Impact of performance pay and contractor borrowing hasn’t been studied for 30 years.
Defense Department contract managers need to formally update their data on contractor financing and eligibility for performance pay before modernizing policy, the Government Accountability Office said.
“DoD officials acknowledged that DoD has not comprehensively analyzed how its policies affect the defense industry since 1985,” said the June 27 report sent to leaders of Congress’s Appropriations and Armed Services panels. “Industry and economic conditions, however, have since changed, including lower interest rates and the emergence of contractors who do not typically work with DoD.”
Contractor representatives, who worked with GAO auditors on the study, applauded its conclusions, which followed the Pentagon’s withdrawal of a proposed rule floated in August 2018 that would have changed the calculation of incentive payments for contractor performance—on the grounds that it didn’t address contractor profitability.
The legislative and regulatory framework for contractor financing has been reevaluated and altered in recent years with insufficient consideration of the impact on companies in the market, the report said. Changes were aimed at encouraging performance-based payments to contractors and reducing Defense administrative costs, a cited example being the cancellation of a requirement that contracting officers justify a need for contract financing and establish a preference for performance-based payments.
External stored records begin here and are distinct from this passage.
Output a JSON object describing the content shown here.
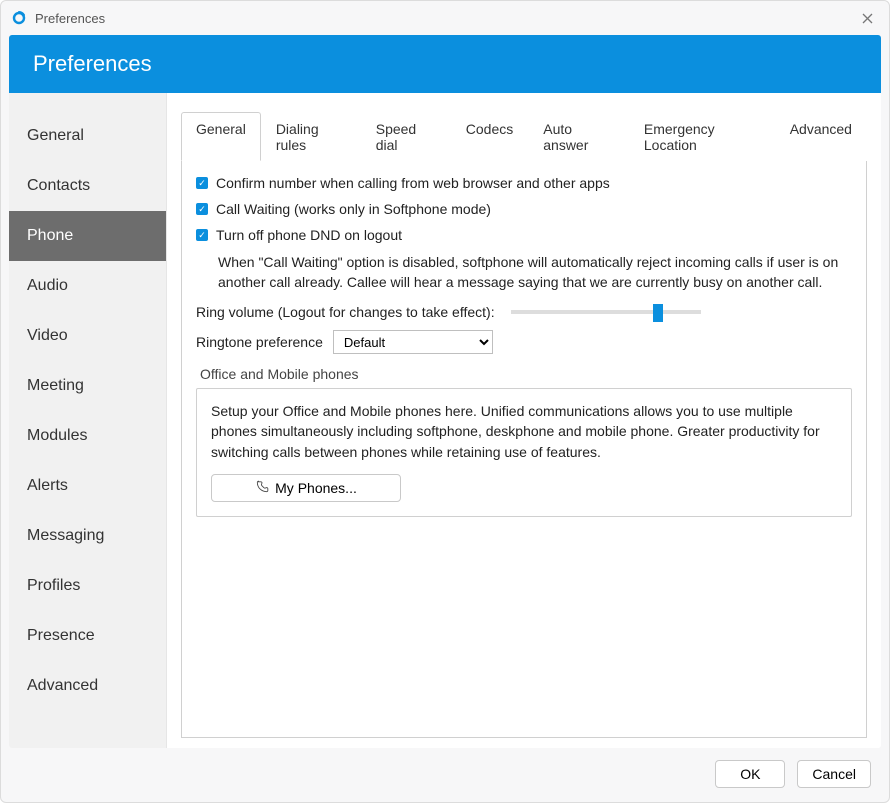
{
  "window": {
    "title": "Preferences"
  },
  "banner": {
    "title": "Preferences"
  },
  "sidebar": {
    "items": [
      {
        "label": "General"
      },
      {
        "label": "Contacts"
      },
      {
        "label": "Phone",
        "active": true
      },
      {
        "label": "Audio"
      },
      {
        "label": "Video"
      },
      {
        "label": "Meeting"
      },
      {
        "label": "Modules"
      },
      {
        "label": "Alerts"
      },
      {
        "label": "Messaging"
      },
      {
        "label": "Profiles"
      },
      {
        "label": "Presence"
      },
      {
        "label": "Advanced"
      }
    ]
  },
  "tabs": [
    {
      "label": "General",
      "active": true
    },
    {
      "label": "Dialing rules"
    },
    {
      "label": "Speed dial"
    },
    {
      "label": "Codecs"
    },
    {
      "label": "Auto answer"
    },
    {
      "label": "Emergency Location"
    },
    {
      "label": "Advanced"
    }
  ],
  "general": {
    "checks": [
      {
        "label": "Confirm number when calling from web browser and other apps",
        "checked": true
      },
      {
        "label": "Call Waiting (works only in Softphone mode)",
        "checked": true
      },
      {
        "label": "Turn off phone DND on logout",
        "checked": true
      }
    ],
    "call_waiting_note": "When \"Call Waiting\" option is disabled, softphone will automatically reject incoming calls if user is on another call already. Callee will hear a message saying that we are currently busy on another call.",
    "ring_volume_label": "Ring volume (Logout for changes to take effect):",
    "ring_volume_percent": 75,
    "ringtone_label": "Ringtone preference",
    "ringtone_value": "Default",
    "ringtone_options": [
      "Default"
    ],
    "office_section_title": "Office and Mobile phones",
    "office_description": "Setup your Office and Mobile phones here. Unified communications allows you to use multiple phones simultaneously including softphone, deskphone and mobile phone. Greater productivity for switching calls between phones while retaining use of features.",
    "my_phones_label": "My Phones..."
  },
  "footer": {
    "ok": "OK",
    "cancel": "Cancel"
  }
}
“Without assessing the collective impact of these changes, DoD may be assuming too much financial risk or providing contractors with levels of working capital that are not commensurate with what is needed to help finance long-term projects, and affecting its ability to attract new entrants into the defense market,” GAO said.
Numbers from the Defense Contract Management Agency show that the amount of performance-based payments it administered fell by nearly $20 billion from 2010 to 2016, while the amounts in progress payments (based on the companies’ incurred costs) rose.
Because its study was out of date, “DoD’s supporting analysis did not include an assessment of how the proposed rule would impact the overall profitability of defense contractors (such as assessing the impacts to a contractor’s internal rate of return) or of the profitability of defense work relative to non-defense industry opportunities,” GAO said. “Rather, DoD’s analysis estimated the total financial impact the rule would have on large and small contractors primarily based on interest costs.”
Not only should the Pentagon conduct a new industry study, GAO said, it should be repeated on a regular basis. Otherwise, it will not be “in a position to understand whether current or future contract financing policies are achieving their intended objectives,” auditors said.
Defense agreed on the need for a new “comprehensive assessment” of contact financing and the impact of Defense rules on the industry, wrote Kim Herrington, acting principal director of Defense Pricing and Contracting.
In hailing the study and abandonment of last August’s proposal, Alan Chvotkin, executive vice president and counsel at the Professional Services Council, said on Friday that GAO “validates” the contractors’ position that DoD lacked sufficient data to make “radical changes,” as he called them.
“This comprehensive assessment should not just be an update to the old data,” Chvotkin said. “With the significant changes taking place in the defense market—driven in part by DoD’s own actions—any assessment must take into account the likely characteristics of the defense marketplace over the next decade before proposing any changes to DoD’s contract finance policies.”